*** Begin section ***

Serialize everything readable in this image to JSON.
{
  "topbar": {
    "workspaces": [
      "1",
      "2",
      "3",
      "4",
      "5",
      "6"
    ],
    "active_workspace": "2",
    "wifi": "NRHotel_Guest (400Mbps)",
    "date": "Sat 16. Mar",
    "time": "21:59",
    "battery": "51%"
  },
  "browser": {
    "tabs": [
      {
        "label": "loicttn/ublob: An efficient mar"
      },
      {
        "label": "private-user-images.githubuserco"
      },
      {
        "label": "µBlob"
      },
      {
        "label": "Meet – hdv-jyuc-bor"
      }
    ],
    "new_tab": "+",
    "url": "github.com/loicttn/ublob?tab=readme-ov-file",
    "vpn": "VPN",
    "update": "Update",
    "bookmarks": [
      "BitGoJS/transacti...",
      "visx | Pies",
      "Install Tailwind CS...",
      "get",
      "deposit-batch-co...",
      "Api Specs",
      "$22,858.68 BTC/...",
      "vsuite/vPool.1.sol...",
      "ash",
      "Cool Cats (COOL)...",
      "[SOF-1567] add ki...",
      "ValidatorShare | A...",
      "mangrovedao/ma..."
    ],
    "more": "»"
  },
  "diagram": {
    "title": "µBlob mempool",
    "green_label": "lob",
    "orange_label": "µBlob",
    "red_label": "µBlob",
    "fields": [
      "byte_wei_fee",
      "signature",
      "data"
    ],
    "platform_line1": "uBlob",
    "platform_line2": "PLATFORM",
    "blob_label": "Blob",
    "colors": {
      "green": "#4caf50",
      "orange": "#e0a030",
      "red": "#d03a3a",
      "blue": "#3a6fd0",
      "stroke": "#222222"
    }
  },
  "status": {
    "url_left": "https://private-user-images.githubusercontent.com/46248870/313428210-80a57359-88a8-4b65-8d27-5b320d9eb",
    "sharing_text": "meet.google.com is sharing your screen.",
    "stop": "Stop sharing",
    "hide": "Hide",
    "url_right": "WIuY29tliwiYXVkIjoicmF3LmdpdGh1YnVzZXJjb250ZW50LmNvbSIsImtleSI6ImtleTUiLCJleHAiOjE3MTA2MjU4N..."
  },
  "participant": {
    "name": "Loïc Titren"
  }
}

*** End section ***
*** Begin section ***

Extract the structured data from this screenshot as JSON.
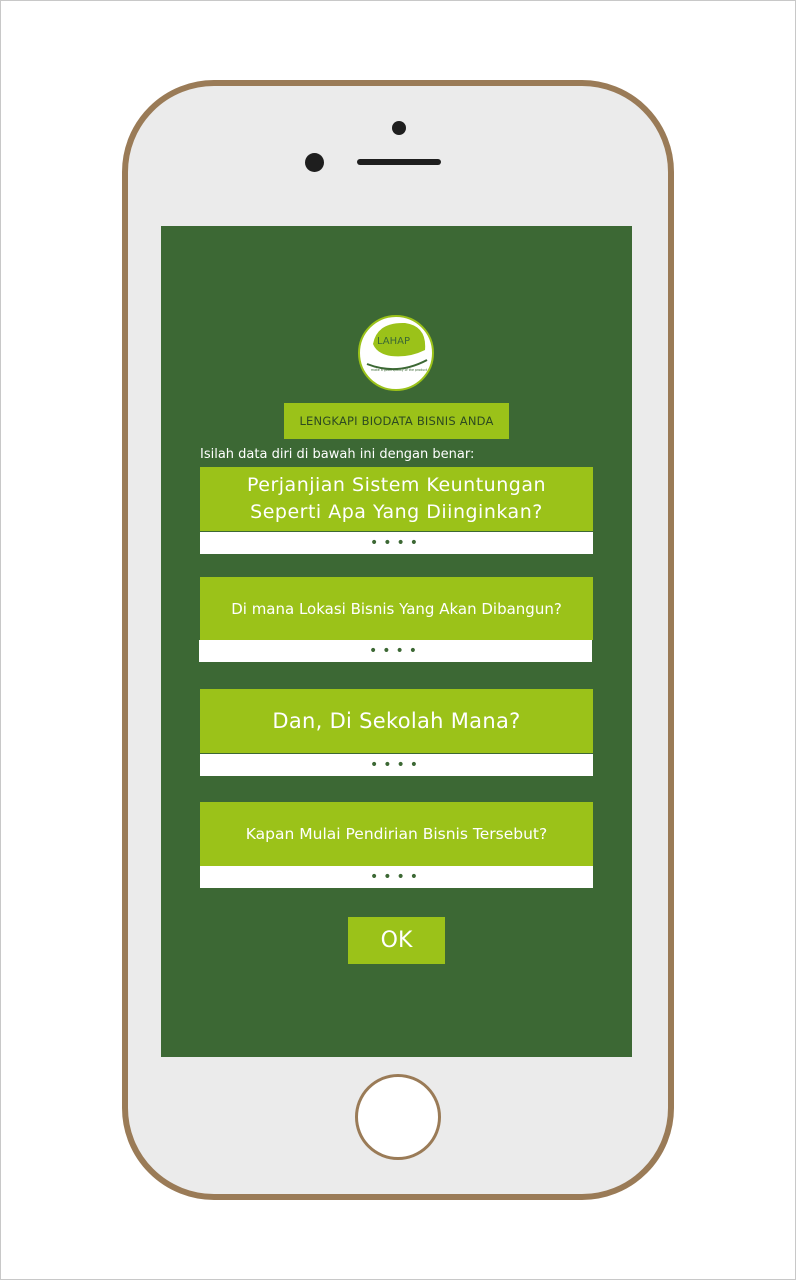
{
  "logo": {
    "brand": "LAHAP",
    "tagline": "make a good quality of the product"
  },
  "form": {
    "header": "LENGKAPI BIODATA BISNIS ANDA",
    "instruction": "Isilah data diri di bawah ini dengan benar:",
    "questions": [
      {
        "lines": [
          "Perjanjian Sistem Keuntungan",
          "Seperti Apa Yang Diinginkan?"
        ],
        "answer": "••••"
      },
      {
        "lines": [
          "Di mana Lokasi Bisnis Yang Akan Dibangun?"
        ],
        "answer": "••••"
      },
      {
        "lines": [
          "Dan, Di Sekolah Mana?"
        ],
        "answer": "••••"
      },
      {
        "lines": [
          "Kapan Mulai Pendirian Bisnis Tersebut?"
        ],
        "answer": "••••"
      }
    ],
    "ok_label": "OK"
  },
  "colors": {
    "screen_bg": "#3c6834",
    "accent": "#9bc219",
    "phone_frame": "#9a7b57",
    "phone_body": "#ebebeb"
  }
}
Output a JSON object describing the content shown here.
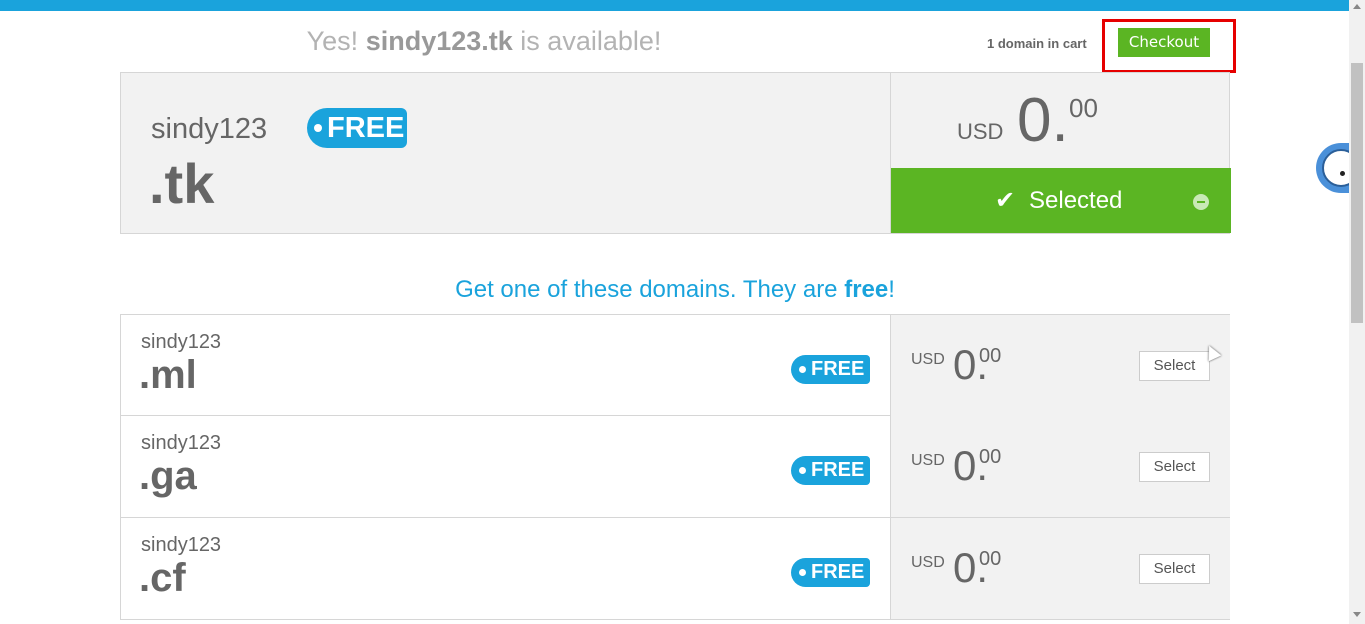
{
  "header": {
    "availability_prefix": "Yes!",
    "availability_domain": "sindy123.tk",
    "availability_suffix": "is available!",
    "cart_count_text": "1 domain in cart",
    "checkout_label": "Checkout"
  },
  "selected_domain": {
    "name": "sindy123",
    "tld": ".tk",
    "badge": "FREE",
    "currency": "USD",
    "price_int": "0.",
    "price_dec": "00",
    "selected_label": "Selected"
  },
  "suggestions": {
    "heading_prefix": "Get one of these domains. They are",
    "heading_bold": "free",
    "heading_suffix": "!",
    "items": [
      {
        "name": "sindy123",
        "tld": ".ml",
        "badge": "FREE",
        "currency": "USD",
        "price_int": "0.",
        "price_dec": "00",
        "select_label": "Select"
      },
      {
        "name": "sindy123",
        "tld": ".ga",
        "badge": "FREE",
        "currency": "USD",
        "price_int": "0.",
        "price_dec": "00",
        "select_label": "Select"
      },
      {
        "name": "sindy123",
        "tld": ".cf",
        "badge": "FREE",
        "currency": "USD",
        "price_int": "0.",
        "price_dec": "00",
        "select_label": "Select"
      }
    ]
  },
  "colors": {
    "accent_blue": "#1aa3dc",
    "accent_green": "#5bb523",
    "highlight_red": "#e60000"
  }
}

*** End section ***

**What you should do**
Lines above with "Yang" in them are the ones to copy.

**Exercise response**
          "Seperti Apa Yang Diinginkan?"
          "Di mana Lokasi Bisnis Yang Akan Dibangun?"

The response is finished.